the best chance at better than the book

The Guardian dishes the top 50 film adaptations made from novels.

1. To Kill a Mockingbird
Robert Mulligan (1962)
Adapted by Horton Foote from Harper Lee's 1960 novel

Lee's first (and so far only) novel was a literary sensation, scooping the Pulitzer prize and shifting 2.5m copies in its first year of publication. Clearly the screen version strikes a similar chord. This is a film we cherish in the same way we cherish It's a Wonderful Life, or The Wizard of Oz. Sensitively scripted by Foote, To Kill a Mockingbird spins a vibrant, child's-eye view of adult torments and boasts a career-best turn from Gregory Peck as the iconic Atticus Finch. Needless to say it could all have been so different. Legend has it that Peck only agreed to the role after the producers' first choice, Rock Hudson, turned it down. - Xan Brooks
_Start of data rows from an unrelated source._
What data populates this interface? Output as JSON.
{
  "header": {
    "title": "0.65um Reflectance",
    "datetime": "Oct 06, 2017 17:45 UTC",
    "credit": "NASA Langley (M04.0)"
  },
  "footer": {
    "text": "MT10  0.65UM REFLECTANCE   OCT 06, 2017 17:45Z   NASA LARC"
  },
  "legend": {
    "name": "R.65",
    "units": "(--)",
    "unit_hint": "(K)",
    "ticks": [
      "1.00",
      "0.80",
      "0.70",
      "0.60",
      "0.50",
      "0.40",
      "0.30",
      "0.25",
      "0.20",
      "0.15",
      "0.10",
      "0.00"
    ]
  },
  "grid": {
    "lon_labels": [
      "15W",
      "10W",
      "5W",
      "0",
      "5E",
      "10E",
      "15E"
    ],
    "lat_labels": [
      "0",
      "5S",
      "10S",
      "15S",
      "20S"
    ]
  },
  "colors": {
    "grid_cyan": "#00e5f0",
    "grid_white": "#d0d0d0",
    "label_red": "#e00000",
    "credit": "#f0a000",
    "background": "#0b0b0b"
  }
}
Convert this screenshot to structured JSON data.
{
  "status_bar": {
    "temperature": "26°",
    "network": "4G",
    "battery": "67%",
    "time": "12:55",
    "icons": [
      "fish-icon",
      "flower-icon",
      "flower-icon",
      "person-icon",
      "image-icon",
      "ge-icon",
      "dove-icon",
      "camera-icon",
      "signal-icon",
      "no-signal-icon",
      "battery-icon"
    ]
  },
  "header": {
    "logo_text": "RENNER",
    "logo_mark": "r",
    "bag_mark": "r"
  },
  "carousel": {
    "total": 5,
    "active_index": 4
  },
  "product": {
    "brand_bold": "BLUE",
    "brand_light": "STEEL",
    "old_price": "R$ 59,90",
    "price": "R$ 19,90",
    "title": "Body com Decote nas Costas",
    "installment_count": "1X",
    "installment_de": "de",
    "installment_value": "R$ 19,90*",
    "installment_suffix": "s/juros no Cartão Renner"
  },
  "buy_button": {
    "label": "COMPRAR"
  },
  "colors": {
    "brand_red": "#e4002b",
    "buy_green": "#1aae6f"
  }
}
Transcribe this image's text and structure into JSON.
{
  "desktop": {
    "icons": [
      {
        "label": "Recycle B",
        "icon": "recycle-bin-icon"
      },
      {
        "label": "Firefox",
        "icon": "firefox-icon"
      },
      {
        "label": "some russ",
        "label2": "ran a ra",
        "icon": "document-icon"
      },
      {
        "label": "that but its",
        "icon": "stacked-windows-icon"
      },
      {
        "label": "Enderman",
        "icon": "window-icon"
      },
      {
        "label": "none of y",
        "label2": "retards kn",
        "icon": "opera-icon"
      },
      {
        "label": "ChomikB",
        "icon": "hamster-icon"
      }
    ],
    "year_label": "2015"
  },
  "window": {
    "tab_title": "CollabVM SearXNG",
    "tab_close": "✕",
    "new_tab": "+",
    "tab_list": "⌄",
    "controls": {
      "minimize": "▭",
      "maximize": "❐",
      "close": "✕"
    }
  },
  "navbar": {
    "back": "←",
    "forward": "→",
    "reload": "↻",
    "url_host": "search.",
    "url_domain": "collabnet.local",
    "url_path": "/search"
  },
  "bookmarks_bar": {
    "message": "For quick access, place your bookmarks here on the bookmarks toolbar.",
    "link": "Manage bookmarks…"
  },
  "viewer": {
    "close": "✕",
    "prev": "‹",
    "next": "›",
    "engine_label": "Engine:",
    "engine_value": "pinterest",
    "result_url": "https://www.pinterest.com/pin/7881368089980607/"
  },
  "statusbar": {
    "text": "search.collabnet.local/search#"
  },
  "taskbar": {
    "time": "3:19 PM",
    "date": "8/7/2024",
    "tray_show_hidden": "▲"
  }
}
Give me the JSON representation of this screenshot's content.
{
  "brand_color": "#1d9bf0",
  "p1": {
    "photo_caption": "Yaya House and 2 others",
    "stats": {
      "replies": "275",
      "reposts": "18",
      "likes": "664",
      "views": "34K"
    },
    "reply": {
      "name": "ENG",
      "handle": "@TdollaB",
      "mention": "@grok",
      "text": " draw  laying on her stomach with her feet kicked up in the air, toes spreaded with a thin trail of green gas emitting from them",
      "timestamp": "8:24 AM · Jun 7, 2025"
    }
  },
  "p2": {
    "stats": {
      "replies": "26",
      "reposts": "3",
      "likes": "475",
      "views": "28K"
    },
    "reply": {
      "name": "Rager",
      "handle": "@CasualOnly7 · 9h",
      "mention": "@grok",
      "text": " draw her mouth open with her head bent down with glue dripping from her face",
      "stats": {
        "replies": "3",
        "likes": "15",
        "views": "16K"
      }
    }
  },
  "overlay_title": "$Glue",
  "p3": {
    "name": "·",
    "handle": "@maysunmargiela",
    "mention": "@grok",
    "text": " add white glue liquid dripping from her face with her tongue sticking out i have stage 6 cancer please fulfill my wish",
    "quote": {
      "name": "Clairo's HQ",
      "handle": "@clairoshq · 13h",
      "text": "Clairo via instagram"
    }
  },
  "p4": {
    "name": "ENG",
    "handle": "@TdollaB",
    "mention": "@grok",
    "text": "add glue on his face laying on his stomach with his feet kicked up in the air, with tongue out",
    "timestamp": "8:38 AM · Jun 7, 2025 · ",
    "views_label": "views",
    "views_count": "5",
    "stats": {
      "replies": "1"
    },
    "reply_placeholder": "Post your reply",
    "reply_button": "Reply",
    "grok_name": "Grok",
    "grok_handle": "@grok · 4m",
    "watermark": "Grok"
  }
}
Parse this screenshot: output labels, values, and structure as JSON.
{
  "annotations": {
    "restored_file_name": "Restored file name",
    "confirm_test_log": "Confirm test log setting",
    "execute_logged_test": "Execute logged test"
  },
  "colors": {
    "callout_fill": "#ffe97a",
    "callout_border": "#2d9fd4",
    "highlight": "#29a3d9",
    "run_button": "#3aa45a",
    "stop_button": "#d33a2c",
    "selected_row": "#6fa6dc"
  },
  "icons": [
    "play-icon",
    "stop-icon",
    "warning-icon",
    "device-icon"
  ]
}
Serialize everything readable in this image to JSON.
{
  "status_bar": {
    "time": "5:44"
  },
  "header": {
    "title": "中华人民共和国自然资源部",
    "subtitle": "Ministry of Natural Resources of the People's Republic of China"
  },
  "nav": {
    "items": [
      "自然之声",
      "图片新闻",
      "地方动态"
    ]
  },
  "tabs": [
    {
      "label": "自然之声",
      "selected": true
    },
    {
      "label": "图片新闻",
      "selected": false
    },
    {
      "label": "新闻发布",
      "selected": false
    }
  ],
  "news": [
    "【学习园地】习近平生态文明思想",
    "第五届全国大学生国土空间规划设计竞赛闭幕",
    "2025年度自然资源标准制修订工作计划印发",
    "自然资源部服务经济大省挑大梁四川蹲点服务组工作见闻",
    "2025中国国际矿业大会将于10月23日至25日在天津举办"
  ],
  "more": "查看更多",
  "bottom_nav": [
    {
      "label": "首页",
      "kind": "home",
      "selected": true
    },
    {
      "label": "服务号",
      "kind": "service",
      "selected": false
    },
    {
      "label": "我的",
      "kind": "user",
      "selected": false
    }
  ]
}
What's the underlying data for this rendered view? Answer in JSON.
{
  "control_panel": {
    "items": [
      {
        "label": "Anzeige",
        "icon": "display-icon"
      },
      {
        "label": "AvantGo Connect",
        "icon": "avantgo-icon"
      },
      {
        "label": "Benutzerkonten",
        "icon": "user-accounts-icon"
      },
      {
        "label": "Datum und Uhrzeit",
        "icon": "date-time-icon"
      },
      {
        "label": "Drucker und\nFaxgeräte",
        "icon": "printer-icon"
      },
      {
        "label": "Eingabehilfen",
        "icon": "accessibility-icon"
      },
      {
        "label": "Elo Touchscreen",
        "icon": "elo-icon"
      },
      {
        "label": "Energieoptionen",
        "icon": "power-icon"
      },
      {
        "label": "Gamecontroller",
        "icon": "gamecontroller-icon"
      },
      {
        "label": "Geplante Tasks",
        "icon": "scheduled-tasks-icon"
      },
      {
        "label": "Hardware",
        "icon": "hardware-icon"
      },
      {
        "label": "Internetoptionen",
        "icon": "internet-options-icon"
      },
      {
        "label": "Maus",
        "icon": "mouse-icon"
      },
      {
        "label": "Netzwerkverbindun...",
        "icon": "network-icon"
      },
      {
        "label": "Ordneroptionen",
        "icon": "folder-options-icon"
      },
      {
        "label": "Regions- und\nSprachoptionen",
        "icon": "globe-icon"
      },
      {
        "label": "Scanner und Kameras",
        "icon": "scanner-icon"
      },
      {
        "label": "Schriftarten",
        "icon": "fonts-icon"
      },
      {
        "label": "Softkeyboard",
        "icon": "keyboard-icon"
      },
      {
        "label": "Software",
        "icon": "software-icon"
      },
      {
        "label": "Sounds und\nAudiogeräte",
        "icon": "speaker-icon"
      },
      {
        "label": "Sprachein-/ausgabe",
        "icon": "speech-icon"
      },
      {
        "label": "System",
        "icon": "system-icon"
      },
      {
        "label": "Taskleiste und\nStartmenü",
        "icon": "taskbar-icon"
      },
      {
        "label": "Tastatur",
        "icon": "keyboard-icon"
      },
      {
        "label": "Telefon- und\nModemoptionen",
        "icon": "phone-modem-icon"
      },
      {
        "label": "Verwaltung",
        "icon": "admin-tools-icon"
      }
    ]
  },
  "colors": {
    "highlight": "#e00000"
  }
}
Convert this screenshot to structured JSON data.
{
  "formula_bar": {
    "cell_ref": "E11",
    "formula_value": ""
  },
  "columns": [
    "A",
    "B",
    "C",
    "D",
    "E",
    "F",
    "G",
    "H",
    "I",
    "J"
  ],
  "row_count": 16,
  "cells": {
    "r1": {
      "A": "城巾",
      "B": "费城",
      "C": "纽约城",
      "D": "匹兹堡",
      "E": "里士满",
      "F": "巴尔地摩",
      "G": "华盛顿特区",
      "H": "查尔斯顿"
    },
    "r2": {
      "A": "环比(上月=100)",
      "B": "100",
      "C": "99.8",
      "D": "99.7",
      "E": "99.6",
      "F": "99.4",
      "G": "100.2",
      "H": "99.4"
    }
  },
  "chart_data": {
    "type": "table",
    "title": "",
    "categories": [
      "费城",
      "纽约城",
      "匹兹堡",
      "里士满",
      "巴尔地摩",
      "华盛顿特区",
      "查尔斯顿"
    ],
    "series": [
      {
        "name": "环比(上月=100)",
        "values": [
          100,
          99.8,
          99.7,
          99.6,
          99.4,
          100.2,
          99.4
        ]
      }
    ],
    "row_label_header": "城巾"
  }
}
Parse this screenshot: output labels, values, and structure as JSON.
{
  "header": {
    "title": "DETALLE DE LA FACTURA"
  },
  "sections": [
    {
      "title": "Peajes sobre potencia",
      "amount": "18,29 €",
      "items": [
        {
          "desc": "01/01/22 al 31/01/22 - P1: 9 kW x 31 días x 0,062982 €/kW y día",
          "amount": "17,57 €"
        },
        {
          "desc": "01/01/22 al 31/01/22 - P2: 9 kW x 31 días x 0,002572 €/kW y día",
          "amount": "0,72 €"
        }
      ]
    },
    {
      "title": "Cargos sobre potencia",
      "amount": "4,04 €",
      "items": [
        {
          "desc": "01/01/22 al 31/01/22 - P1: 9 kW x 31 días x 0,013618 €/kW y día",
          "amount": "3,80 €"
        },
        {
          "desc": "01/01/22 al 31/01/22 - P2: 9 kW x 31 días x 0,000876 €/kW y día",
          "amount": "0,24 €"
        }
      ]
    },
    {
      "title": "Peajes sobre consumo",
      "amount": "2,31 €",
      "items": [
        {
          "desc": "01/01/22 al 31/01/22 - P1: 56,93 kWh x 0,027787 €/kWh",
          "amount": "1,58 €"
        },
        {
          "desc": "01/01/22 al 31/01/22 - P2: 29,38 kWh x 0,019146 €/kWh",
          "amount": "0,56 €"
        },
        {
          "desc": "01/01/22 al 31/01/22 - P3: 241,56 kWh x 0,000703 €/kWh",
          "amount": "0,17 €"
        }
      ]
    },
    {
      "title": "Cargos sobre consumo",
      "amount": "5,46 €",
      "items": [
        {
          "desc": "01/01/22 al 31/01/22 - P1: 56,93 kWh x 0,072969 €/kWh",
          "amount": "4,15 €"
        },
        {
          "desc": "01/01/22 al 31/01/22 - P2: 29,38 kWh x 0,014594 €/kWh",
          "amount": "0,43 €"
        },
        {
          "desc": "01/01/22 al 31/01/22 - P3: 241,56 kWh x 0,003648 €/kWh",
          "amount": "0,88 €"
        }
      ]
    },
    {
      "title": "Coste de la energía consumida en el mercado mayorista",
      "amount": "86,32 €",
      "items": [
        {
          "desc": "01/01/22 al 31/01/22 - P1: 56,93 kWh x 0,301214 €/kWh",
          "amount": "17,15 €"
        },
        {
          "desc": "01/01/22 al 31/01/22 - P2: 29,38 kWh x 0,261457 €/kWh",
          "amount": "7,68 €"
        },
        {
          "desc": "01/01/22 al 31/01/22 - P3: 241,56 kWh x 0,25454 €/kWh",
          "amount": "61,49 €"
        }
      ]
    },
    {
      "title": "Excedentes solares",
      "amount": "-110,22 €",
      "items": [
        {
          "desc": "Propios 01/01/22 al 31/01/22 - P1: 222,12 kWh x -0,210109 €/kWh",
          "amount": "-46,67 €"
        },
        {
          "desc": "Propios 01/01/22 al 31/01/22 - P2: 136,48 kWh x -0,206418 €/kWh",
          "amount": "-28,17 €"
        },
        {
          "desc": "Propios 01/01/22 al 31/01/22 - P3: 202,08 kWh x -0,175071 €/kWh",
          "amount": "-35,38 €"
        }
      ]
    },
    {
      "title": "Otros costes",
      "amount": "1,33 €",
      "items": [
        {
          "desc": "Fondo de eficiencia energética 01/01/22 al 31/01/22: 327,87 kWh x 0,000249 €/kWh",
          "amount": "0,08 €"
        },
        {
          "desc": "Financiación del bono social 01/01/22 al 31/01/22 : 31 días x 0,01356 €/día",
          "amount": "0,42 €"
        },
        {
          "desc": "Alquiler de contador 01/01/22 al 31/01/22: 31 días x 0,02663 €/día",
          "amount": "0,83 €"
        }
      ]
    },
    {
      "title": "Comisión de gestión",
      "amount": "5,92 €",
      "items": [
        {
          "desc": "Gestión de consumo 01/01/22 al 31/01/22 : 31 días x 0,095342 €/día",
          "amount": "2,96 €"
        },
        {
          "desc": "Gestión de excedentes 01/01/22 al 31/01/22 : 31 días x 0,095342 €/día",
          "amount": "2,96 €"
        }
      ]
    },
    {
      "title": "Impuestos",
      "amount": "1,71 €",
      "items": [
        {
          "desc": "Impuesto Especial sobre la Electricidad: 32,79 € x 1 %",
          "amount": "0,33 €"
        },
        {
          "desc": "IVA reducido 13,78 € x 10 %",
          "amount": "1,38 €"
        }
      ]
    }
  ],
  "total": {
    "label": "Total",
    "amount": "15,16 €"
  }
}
2. One Flew Over the Cuckoo's Nest
Milos Forman (1975)
Adapted by Bo Goldman and Lawrence Hauben from the 1962 novel by Ken Kesey

"Which one of you nuts has got any guts?" asks Jack Nicholson in his role as the swaggering Christ figure to the downtrodden inmates at an Oregon mental hospital. Where Kesey's source novel was a hippie-ish allegory on individualism and conformity, Forman's screen version adopted a more earthy, naturalistic approach. But in ditching the book's druggy flavour, Forman earned the author's lifelong enmity. Kesey disowned the movie and went to his grave without ever having seen it.

3. Blade Runner
Ridley Scott (1982)
Adapted by Hampton Fancher and David Webb Peoples from the 1968 novel Do Androids Dream of Electric Sheep? by Philip K Dick

When Dick remarked that the rough cut of Blade Runner looked exactly as he hoped it would, Scott replied that he had never actually read the book (the title was changed because the studio hated it and pinched one from a book by rival author Alan Nourse). Despite that, his vision of a futuristic melting-pot Los Angeles superbly converts Dick's outlandish worldview into an exotic hybrid of film noir and science fiction. The film is now embraced as a contemporary classic.